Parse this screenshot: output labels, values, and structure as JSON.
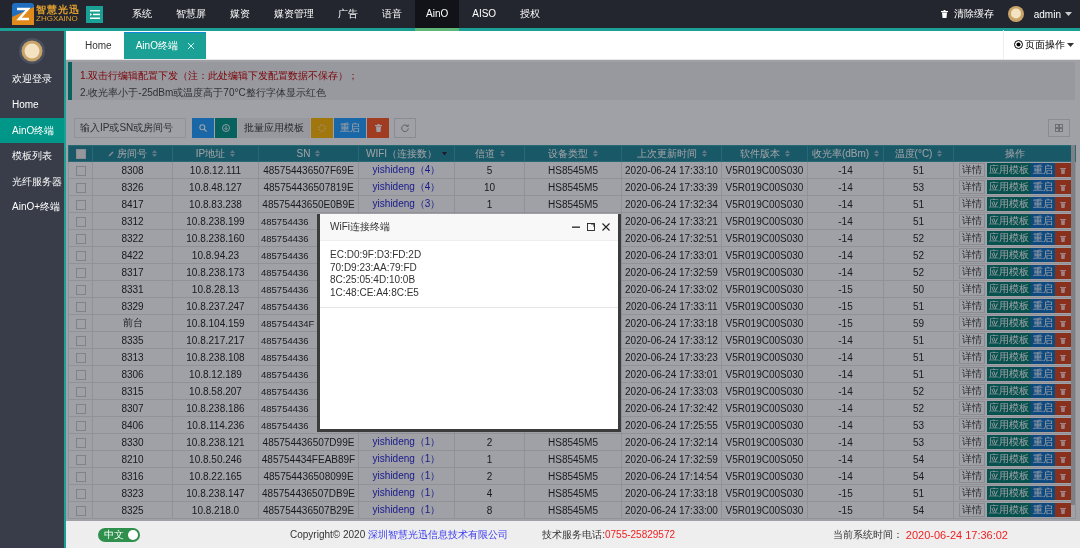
{
  "top_nav": {
    "logo": {
      "title": "智慧光迅",
      "subtitle": "ZHGXAINO"
    },
    "items": [
      {
        "label": "系统",
        "selected": false
      },
      {
        "label": "智慧屏",
        "selected": false
      },
      {
        "label": "媒资",
        "selected": false
      },
      {
        "label": "媒资管理",
        "selected": false
      },
      {
        "label": "广告",
        "selected": false
      },
      {
        "label": "语音",
        "selected": false
      },
      {
        "label": "AinO",
        "selected": true
      },
      {
        "label": "AISO",
        "selected": false
      },
      {
        "label": "授权",
        "selected": false
      }
    ],
    "clear_cache": "清除缓存",
    "user": "admin"
  },
  "sidebar": {
    "welcome": "欢迎登录",
    "items": [
      {
        "label": "Home",
        "selected": false
      },
      {
        "label": "AinO终端",
        "selected": true
      },
      {
        "label": "模板列表",
        "selected": false
      },
      {
        "label": "光纤服务器",
        "selected": false
      },
      {
        "label": "AinO+终端",
        "selected": false
      }
    ]
  },
  "tabs": [
    {
      "label": "Home",
      "selected": false,
      "closable": false
    },
    {
      "label": "AinO终端",
      "selected": true,
      "closable": true
    }
  ],
  "page_actions": "页面操作",
  "notice": [
    {
      "text": "1.双击行编辑配置下发（注：此处编辑下发配置数据不保存）；",
      "kind": "warning"
    },
    {
      "text": "2.收光率小于-25dBm或温度高于70°C整行字体显示红色",
      "kind": "info"
    }
  ],
  "toolbar": {
    "search_placeholder": "输入IP或SN或房间号",
    "batch_label": "批量应用模板",
    "restart": "重启"
  },
  "table": {
    "select_all": {
      "checked": false
    },
    "columns": [
      {
        "label": "房间号",
        "editable": true,
        "sortable": true,
        "sorted": false
      },
      {
        "label": "IP地址",
        "editable": false,
        "sortable": true,
        "sorted": false
      },
      {
        "label": "SN",
        "editable": false,
        "sortable": true,
        "sorted": false
      },
      {
        "label": "WIFI（连接数）",
        "editable": false,
        "sortable": true,
        "sorted": true
      },
      {
        "label": "信道",
        "editable": false,
        "sortable": true,
        "sorted": false
      },
      {
        "label": "设备类型",
        "editable": false,
        "sortable": true,
        "sorted": false
      },
      {
        "label": "上次更新时间",
        "editable": false,
        "sortable": true,
        "sorted": false
      },
      {
        "label": "软件版本",
        "editable": false,
        "sortable": true,
        "sorted": false
      },
      {
        "label": "收光率(dBm)",
        "editable": false,
        "sortable": true,
        "sorted": false
      },
      {
        "label": "温度(°C)",
        "editable": false,
        "sortable": true,
        "sorted": false
      },
      {
        "label": "操作",
        "editable": false,
        "sortable": false
      }
    ],
    "rows": [
      {
        "checked": false,
        "room": "8308",
        "ip": "10.8.12.111",
        "sn": "485754436507F69E",
        "wifi": "yishideng（4）",
        "channel": "5",
        "device_type": "HS8545M5",
        "updated": "2020-06-24 17:33:10",
        "firmware": "V5R019C00S030",
        "rx_power": "-14",
        "temperature": "51",
        "actions": [
          "详情",
          "应用模板",
          "重启"
        ]
      },
      {
        "checked": false,
        "room": "8326",
        "ip": "10.8.48.127",
        "sn": "485754436507819E",
        "wifi": "yishideng（4）",
        "channel": "10",
        "device_type": "HS8545M5",
        "updated": "2020-06-24 17:33:39",
        "firmware": "V5R019C00S030",
        "rx_power": "-14",
        "temperature": "53",
        "actions": [
          "详情",
          "应用模板",
          "重启"
        ]
      },
      {
        "checked": false,
        "room": "8417",
        "ip": "10.8.83.238",
        "sn": "48575443650E0B9E",
        "wifi": "yishideng（3）",
        "channel": "1",
        "device_type": "HS8545M5",
        "updated": "2020-06-24 17:32:34",
        "firmware": "V5R019C00S030",
        "rx_power": "-14",
        "temperature": "51",
        "actions": [
          "详情",
          "应用模板",
          "重启"
        ]
      },
      {
        "checked": false,
        "room": "8312",
        "ip": "10.8.238.199",
        "sn": "485754436",
        "updated": "2020-06-24 17:33:21",
        "firmware": "V5R019C00S030",
        "rx_power": "-14",
        "temperature": "51",
        "actions": [
          "详情",
          "应用模板",
          "重启"
        ]
      },
      {
        "checked": false,
        "room": "8322",
        "ip": "10.8.238.160",
        "sn": "485754436",
        "updated": "2020-06-24 17:32:51",
        "firmware": "V5R019C00S030",
        "rx_power": "-14",
        "temperature": "52",
        "actions": [
          "详情",
          "应用模板",
          "重启"
        ]
      },
      {
        "checked": false,
        "room": "8422",
        "ip": "10.8.94.23",
        "sn": "485754436",
        "updated": "2020-06-24 17:33:01",
        "firmware": "V5R019C00S030",
        "rx_power": "-14",
        "temperature": "52",
        "actions": [
          "详情",
          "应用模板",
          "重启"
        ]
      },
      {
        "checked": false,
        "room": "8317",
        "ip": "10.8.238.173",
        "sn": "485754436",
        "updated": "2020-06-24 17:32:59",
        "firmware": "V5R019C00S030",
        "rx_power": "-14",
        "temperature": "52",
        "actions": [
          "详情",
          "应用模板",
          "重启"
        ]
      },
      {
        "checked": false,
        "room": "8331",
        "ip": "10.8.28.13",
        "sn": "485754436",
        "updated": "2020-06-24 17:33:02",
        "firmware": "V5R019C00S030",
        "rx_power": "-15",
        "temperature": "50",
        "actions": [
          "详情",
          "应用模板",
          "重启"
        ]
      },
      {
        "checked": false,
        "room": "8329",
        "ip": "10.8.237.247",
        "sn": "485754436",
        "updated": "2020-06-24 17:33:11",
        "firmware": "V5R019C00S030",
        "rx_power": "-15",
        "temperature": "51",
        "actions": [
          "详情",
          "应用模板",
          "重启"
        ]
      },
      {
        "checked": false,
        "room": "前台",
        "ip": "10.8.104.159",
        "sn": "485754434F",
        "updated": "2020-06-24 17:33:18",
        "firmware": "V5R019C00S030",
        "rx_power": "-15",
        "temperature": "59",
        "actions": [
          "详情",
          "应用模板",
          "重启"
        ]
      },
      {
        "checked": false,
        "room": "8335",
        "ip": "10.8.217.217",
        "sn": "485754436",
        "updated": "2020-06-24 17:33:12",
        "firmware": "V5R019C00S030",
        "rx_power": "-14",
        "temperature": "51",
        "actions": [
          "详情",
          "应用模板",
          "重启"
        ]
      },
      {
        "checked": false,
        "room": "8313",
        "ip": "10.8.238.108",
        "sn": "485754436",
        "updated": "2020-06-24 17:33:23",
        "firmware": "V5R019C00S030",
        "rx_power": "-14",
        "temperature": "51",
        "actions": [
          "详情",
          "应用模板",
          "重启"
        ]
      },
      {
        "checked": false,
        "room": "8306",
        "ip": "10.8.12.189",
        "sn": "485754436",
        "updated": "2020-06-24 17:33:01",
        "firmware": "V5R019C00S030",
        "rx_power": "-14",
        "temperature": "51",
        "actions": [
          "详情",
          "应用模板",
          "重启"
        ]
      },
      {
        "checked": false,
        "room": "8315",
        "ip": "10.8.58.207",
        "sn": "485754436",
        "updated": "2020-06-24 17:33:03",
        "firmware": "V5R019C00S030",
        "rx_power": "-14",
        "temperature": "52",
        "actions": [
          "详情",
          "应用模板",
          "重启"
        ]
      },
      {
        "checked": false,
        "room": "8307",
        "ip": "10.8.238.186",
        "sn": "485754436",
        "updated": "2020-06-24 17:32:42",
        "firmware": "V5R019C00S030",
        "rx_power": "-14",
        "temperature": "52",
        "actions": [
          "详情",
          "应用模板",
          "重启"
        ]
      },
      {
        "checked": false,
        "room": "8406",
        "ip": "10.8.114.236",
        "sn": "485754436",
        "updated": "2020-06-24 17:25:55",
        "firmware": "V5R019C00S030",
        "rx_power": "-14",
        "temperature": "53",
        "actions": [
          "详情",
          "应用模板",
          "重启"
        ]
      },
      {
        "checked": false,
        "room": "8330",
        "ip": "10.8.238.121",
        "sn": "485754436507D99E",
        "wifi": "yishideng（1）",
        "channel": "2",
        "device_type": "HS8545M5",
        "updated": "2020-06-24 17:32:14",
        "firmware": "V5R019C00S030",
        "rx_power": "-14",
        "temperature": "53",
        "actions": [
          "详情",
          "应用模板",
          "重启"
        ]
      },
      {
        "checked": false,
        "room": "8210",
        "ip": "10.8.50.246",
        "sn": "485754434FEAB89F",
        "wifi": "yishideng（1）",
        "channel": "1",
        "device_type": "HS8545M5",
        "updated": "2020-06-24 17:32:59",
        "firmware": "V5R019C00S050",
        "rx_power": "-14",
        "temperature": "54",
        "actions": [
          "详情",
          "应用模板",
          "重启"
        ]
      },
      {
        "checked": false,
        "room": "8316",
        "ip": "10.8.22.165",
        "sn": "485754436508099E",
        "wifi": "yishideng（1）",
        "channel": "2",
        "device_type": "HS8545M5",
        "updated": "2020-06-24 17:14:54",
        "firmware": "V5R019C00S030",
        "rx_power": "-14",
        "temperature": "54",
        "actions": [
          "详情",
          "应用模板",
          "重启"
        ]
      },
      {
        "checked": false,
        "room": "8323",
        "ip": "10.8.238.147",
        "sn": "485754436507DB9E",
        "wifi": "yishideng（1）",
        "channel": "4",
        "device_type": "HS8545M5",
        "updated": "2020-06-24 17:33:18",
        "firmware": "V5R019C00S030",
        "rx_power": "-15",
        "temperature": "51",
        "actions": [
          "详情",
          "应用模板",
          "重启"
        ]
      },
      {
        "checked": false,
        "room": "8325",
        "ip": "10.8.218.0",
        "sn": "485754436507B29E",
        "wifi": "yishideng（1）",
        "channel": "8",
        "device_type": "HS8545M5",
        "updated": "2020-06-24 17:33:00",
        "firmware": "V5R019C00S030",
        "rx_power": "-15",
        "temperature": "54",
        "actions": [
          "详情",
          "应用模板",
          "重启"
        ]
      }
    ]
  },
  "modal": {
    "title": "WiFi连接终端",
    "lines": [
      "EC:D0:9F:D3:FD:2D",
      "70:D9:23:AA:79:FD",
      "8C:25:05:4D:10:0B",
      "1C:48:CE:A4:8C:E5"
    ]
  },
  "footer": {
    "language": {
      "label": "中文",
      "on": true
    },
    "copyright": "Copyright© 2020",
    "company": "深圳智慧光迅信息技术有限公司",
    "phone_label": "技术服务电话:",
    "phone": "0755-25829572",
    "time_label": "当前系统时间：",
    "time": "2020-06-24 17:36:02"
  }
}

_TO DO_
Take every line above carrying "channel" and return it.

_SOLUTION TO THIS PROBLEM_
        "channel": "5",
        "channel": "10",
        "channel": "1",
        "channel": "2",
        "channel": "1",
        "channel": "2",
        "channel": "4",
        "channel": "8",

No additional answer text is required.